Turbolinux turns profitable, looks to India

Turbolinux Inc. achieved profitability in Japan and China for the first time last year and is now looking to expand its operations in India, its chief financial officer (CFO) said Wednesday.

Established during the Linux boom of the late nineties, the company had lost money each year until last year. The improved performance was due to changes in the software environment and perception of Linux, and also changes in the company’s strategy, said Mitsunobu Okada, CFO at Turbolinux.

A push by several governments around the world, including those of Japan and China, to encourage the use of open-source software has helped the credibility of Linux, he said. Turbolinux has benefitted by winning contracts from the Chinese and Japanese governments.

In mid-2003, for example, it signed a contract with China’s Ministry of Railways to provide operating systems and applications for the organization’s package delivery system. Earlier in the year it announced two governmental organizations in Shanghai were using Turbolinux. In Japan, the company is working with a major corporation to roll out 300,000 Linux-based thin client systems over the next 5 years.

Such contracts helped raise the profile of Turbolinux which led to further sales. The company was also helped by validation of its platform by vendors including IBM Corp. and Toshiba Corp.

There have also been some changes in usage that have made Linux something for more than just nerds, Okada said.

During the original Linux boom there was not enough big-name software for Linux, and driver support for common peripherals was not good, but that’s different now, he said. Software such as Real Player 10, Macromedia Flash player 7 and CyberLink’s PowerDVD are all available for Turbolinux, and the OS supports printers from Canon Inc. and Seiko Epson Corp., Japan’s top two printer vendors.

The stage is now set for a second Linux boom, according to Okada.

Turbolinux has shifted some of its focus from the high-end server operating system market to that of mid- and low-end servers and also desktops. The lower-end areas are seeing not only higher volume shipments but also the highest growth rates, said Okada. The low end server market, for example, is estimated to have grown at by 21 per cent in the year from the second quarter of 2003.

In China, strong growth in the desktop Linux market helped Turbolinux gain market share in 2004, according to a report released in February by market analyst IDC China. The company’s sales in this sector are all through PC manufacturing partners like Acer, Hewlett-Packard Co. and IBM Corp. Turbolinux’s price is much higher than the competition, IDC noted.

Despite the higher price, Turbolinux shipped 449,000 units of its operating system in China in 2004, to rank second behind Red Flag Software Co. Ltd.’s Red Flag Linux, according to IDC’s estimates. That represents a 34 per cent jump on 2003 and a 25 percent share of China’s 1.8 million-unit Linux market. The company’s revenue in China totaled US$590,000, IDC said.

Turbolinux’s Chinese operations are through a joint venture with the Ministry of Aerospace Industry.

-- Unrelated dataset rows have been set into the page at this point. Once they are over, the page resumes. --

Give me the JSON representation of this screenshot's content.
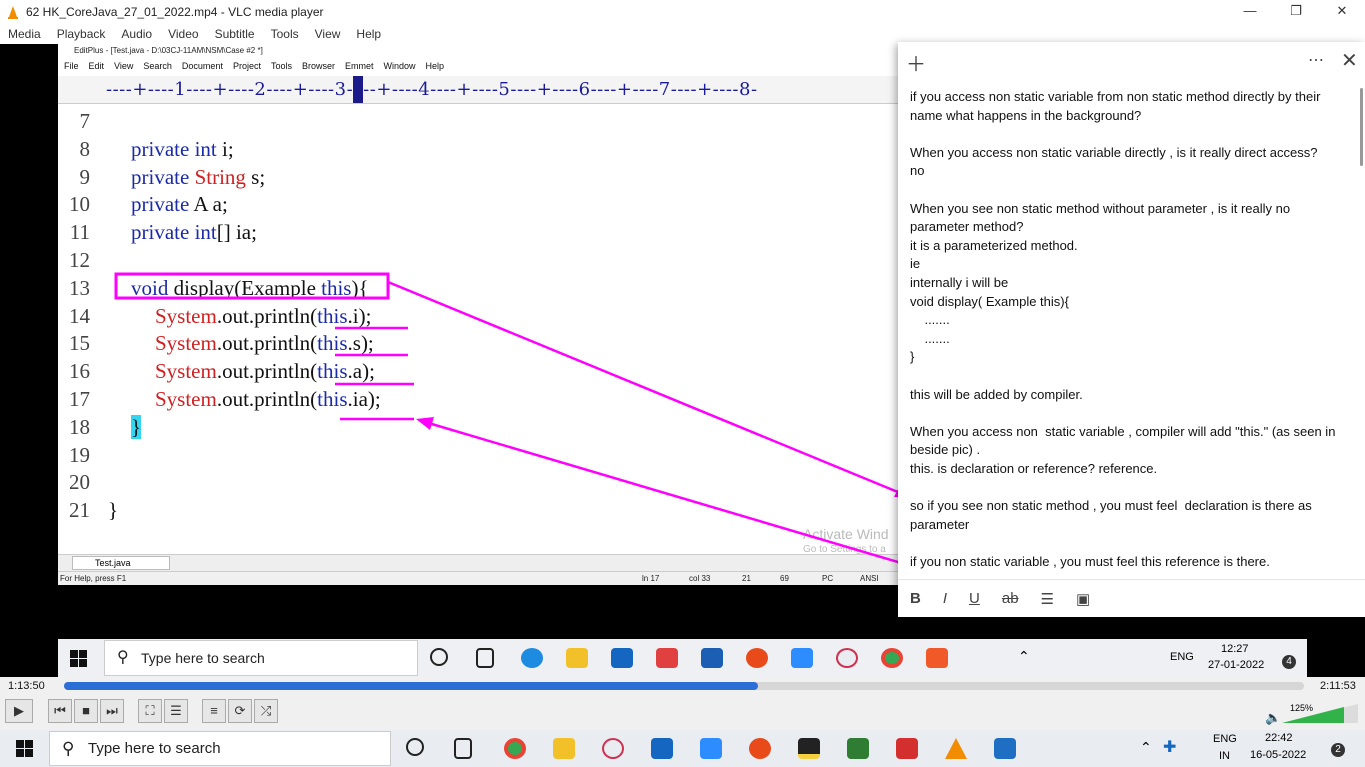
{
  "vlc": {
    "title": "62 HK_CoreJava_27_01_2022.mp4 - VLC media player",
    "menu": [
      "Media",
      "Playback",
      "Audio",
      "Video",
      "Subtitle",
      "Tools",
      "View",
      "Help"
    ],
    "time_elapsed": "1:13:50",
    "time_total": "2:11:53",
    "progress": 0.56,
    "volume": "125%"
  },
  "editplus": {
    "title": "EditPlus - [Test.java - D:\\03CJ-11AM\\NSM\\Case #2 *]",
    "menu": [
      "File",
      "Edit",
      "View",
      "Search",
      "Document",
      "Project",
      "Tools",
      "Browser",
      "Emmet",
      "Window",
      "Help"
    ],
    "ruler": "----+----1----+----2----+----3-",
    "ruler2": "--+----4----+----5----+----6----+----7----+----8-",
    "code_lines": [
      {
        "n": "7",
        "parts": []
      },
      {
        "n": "8",
        "parts": [
          {
            "t": "private ",
            "c": "kw"
          },
          {
            "t": "int",
            "c": "kw"
          },
          {
            "t": " i;",
            "c": ""
          }
        ]
      },
      {
        "n": "9",
        "parts": [
          {
            "t": "private ",
            "c": "kw"
          },
          {
            "t": "String",
            "c": "ty"
          },
          {
            "t": " s;",
            "c": ""
          }
        ]
      },
      {
        "n": "10",
        "parts": [
          {
            "t": "private ",
            "c": "kw"
          },
          {
            "t": "A a;",
            "c": ""
          }
        ]
      },
      {
        "n": "11",
        "parts": [
          {
            "t": "private ",
            "c": "kw"
          },
          {
            "t": "int",
            "c": "kw"
          },
          {
            "t": "[] ia;",
            "c": ""
          }
        ]
      },
      {
        "n": "12",
        "parts": []
      },
      {
        "n": "13",
        "parts": [
          {
            "t": "void",
            "c": "kw"
          },
          {
            "t": " display(Example ",
            "c": ""
          },
          {
            "t": "this",
            "c": "kw"
          },
          {
            "t": "){",
            "c": ""
          }
        ]
      },
      {
        "n": "14",
        "parts": [
          {
            "t": "System",
            "c": "ty"
          },
          {
            "t": ".out.println(",
            "c": ""
          },
          {
            "t": "this",
            "c": "kw"
          },
          {
            "t": ".i);",
            "c": ""
          }
        ]
      },
      {
        "n": "15",
        "parts": [
          {
            "t": "System",
            "c": "ty"
          },
          {
            "t": ".out.println(",
            "c": ""
          },
          {
            "t": "this",
            "c": "kw"
          },
          {
            "t": ".s);",
            "c": ""
          }
        ]
      },
      {
        "n": "16",
        "parts": [
          {
            "t": "System",
            "c": "ty"
          },
          {
            "t": ".out.println(",
            "c": ""
          },
          {
            "t": "this",
            "c": "kw"
          },
          {
            "t": ".a);",
            "c": ""
          }
        ]
      },
      {
        "n": "17",
        "parts": [
          {
            "t": "System",
            "c": "ty"
          },
          {
            "t": ".out.println(",
            "c": ""
          },
          {
            "t": "this",
            "c": "kw"
          },
          {
            "t": ".ia);",
            "c": ""
          }
        ]
      },
      {
        "n": "18",
        "parts": [
          {
            "t": "}",
            "c": ""
          }
        ]
      },
      {
        "n": "19",
        "parts": []
      },
      {
        "n": "20",
        "parts": []
      },
      {
        "n": "21",
        "parts": [
          {
            "t": "}",
            "c": ""
          }
        ]
      }
    ],
    "tab": "Test.java",
    "status": {
      "help": "For Help, press F1",
      "ln": "ln 17",
      "col": "col 33",
      "v1": "21",
      "v2": "69",
      "mode": "PC",
      "enc": "ANSI"
    },
    "watermark1": "Activate Wind",
    "watermark2": "Go to Settings to a"
  },
  "inner_taskbar": {
    "search": "Type here to search",
    "time": "12:27",
    "date": "27-01-2022",
    "lang": "ENG",
    "badge": "4"
  },
  "note": {
    "lines": [
      "if you access non static variable from non static method directly by their name what happens in the background?",
      "",
      "When you access non static variable directly , is it really direct access?",
      "no",
      "",
      "When you see non static method without parameter , is it really no parameter method?",
      "it is a parameterized method.",
      "ie",
      "internally i will be",
      "void display( Example this){",
      "    .......",
      "    .......",
      "}",
      "",
      "this will be added by compiler.",
      "",
      "When you access non  static variable , compiler will add \"this.\" (as seen in beside pic) .",
      "this. is declaration or reference? reference.",
      "",
      "so if you see non static method , you must feel  declaration is there as parameter",
      "",
      "if you non static variable , you must feel this reference is there."
    ],
    "toolbar": [
      "B",
      "I",
      "U",
      "ab",
      "list",
      "image"
    ]
  },
  "taskbar": {
    "search": "Type here to search",
    "lang1": "ENG",
    "lang2": "IN",
    "time": "22:42",
    "date": "16-05-2022",
    "badge": "2"
  },
  "colors": {
    "annotation": "#ff00ff",
    "keyword": "#1a2aa8",
    "type": "#d02020",
    "vlc_progress": "#2b6fd6"
  }
}
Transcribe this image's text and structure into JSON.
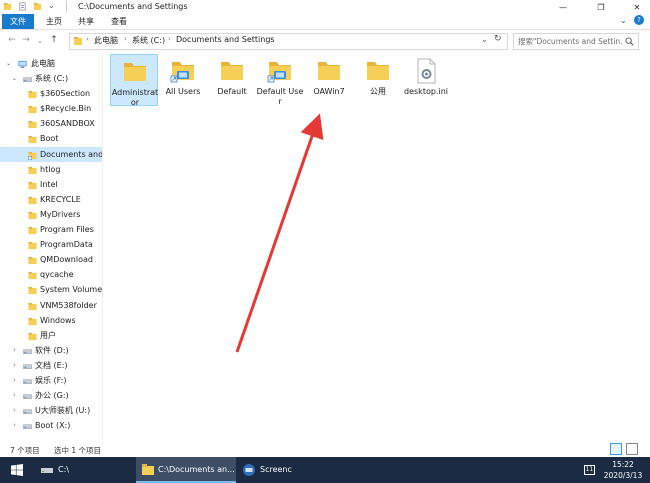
{
  "window": {
    "title": "C:\\Documents and Settings",
    "minimize": "—",
    "maximize": "❐",
    "close": "✕"
  },
  "ribbon": {
    "tabs": [
      "文件",
      "主页",
      "共享",
      "查看"
    ]
  },
  "address": {
    "back": "←",
    "forward": "→",
    "recent": "⌄",
    "up": "↑",
    "crumbs": [
      "此电脑",
      "系统 (C:)",
      "Documents and Settings"
    ],
    "dropdown": "⌄",
    "refresh": "↻",
    "search_placeholder": "搜索\"Documents and Settin..."
  },
  "nav": {
    "items": [
      {
        "label": "此电脑",
        "icon": "computer-icon"
      },
      {
        "label": "系统 (C:)",
        "icon": "drive-icon"
      },
      {
        "label": "$360Section",
        "icon": "folder-icon"
      },
      {
        "label": "$Recycle.Bin",
        "icon": "folder-icon"
      },
      {
        "label": "360SANDBOX",
        "icon": "folder-icon"
      },
      {
        "label": "Boot",
        "icon": "folder-icon"
      },
      {
        "label": "Documents and",
        "icon": "shortcut-folder-icon"
      },
      {
        "label": "htlog",
        "icon": "folder-icon"
      },
      {
        "label": "Intel",
        "icon": "folder-icon"
      },
      {
        "label": "KRECYCLE",
        "icon": "folder-icon"
      },
      {
        "label": "MyDrivers",
        "icon": "folder-icon"
      },
      {
        "label": "Program Files",
        "icon": "folder-icon"
      },
      {
        "label": "ProgramData",
        "icon": "folder-icon"
      },
      {
        "label": "QMDownload",
        "icon": "folder-icon"
      },
      {
        "label": "qycache",
        "icon": "folder-icon"
      },
      {
        "label": "System Volume I",
        "icon": "folder-icon"
      },
      {
        "label": "VNM538folder",
        "icon": "folder-icon"
      },
      {
        "label": "Windows",
        "icon": "folder-icon"
      },
      {
        "label": "用户",
        "icon": "folder-icon"
      },
      {
        "label": "软件 (D:)",
        "icon": "drive-icon"
      },
      {
        "label": "文档 (E:)",
        "icon": "drive-icon"
      },
      {
        "label": "娱乐 (F:)",
        "icon": "drive-icon"
      },
      {
        "label": "办公 (G:)",
        "icon": "drive-icon"
      },
      {
        "label": "U大师装机 (U:)",
        "icon": "drive-icon"
      },
      {
        "label": "Boot (X:)",
        "icon": "drive-icon"
      }
    ]
  },
  "files": [
    {
      "name": "Administrator",
      "icon": "folder-icon"
    },
    {
      "name": "All Users",
      "icon": "shortcut-folder-icon"
    },
    {
      "name": "Default",
      "icon": "folder-icon"
    },
    {
      "name": "Default User",
      "icon": "shortcut-folder-icon"
    },
    {
      "name": "OAWin7",
      "icon": "folder-icon"
    },
    {
      "name": "公用",
      "icon": "folder-icon"
    },
    {
      "name": "desktop.ini",
      "icon": "settings-file-icon"
    }
  ],
  "status": {
    "count": "7 个项目",
    "selected": "选中 1 个项目"
  },
  "taskbar": {
    "start": "windows-logo-icon",
    "items": [
      "C:\\",
      "C:\\Documents an...",
      "Screenc"
    ],
    "time": "15:22",
    "date": "2020/3/13"
  },
  "colors": {
    "accent": "#1979ca",
    "folder": "#f6cf57",
    "folder_dark": "#e8b53c",
    "selection": "#cce8ff",
    "taskbar": "#1a2b43",
    "arrow": "#e53935"
  }
}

IDC has not yet published equivalent figures for the Japanese market.

With the major hurdle of profitability behind it, Turbolinux is now looking to expand its Asian operations into a third major market and has selected India, said Okada. That’s partly thanks to government support for open source and Linux, which has already helped Turbolinux begin selling in India.

“We are already shipping (in India) but the problem is support,” said Okada. Turbolinux is currently offered through a distributor in the country. The company plans to enlarge its presence there and send some of its own employees to India this year, he said.

“Since we have been doing well in Japan and China, if we have good performance in India, we can say we are the leader in Asia,” said Okada.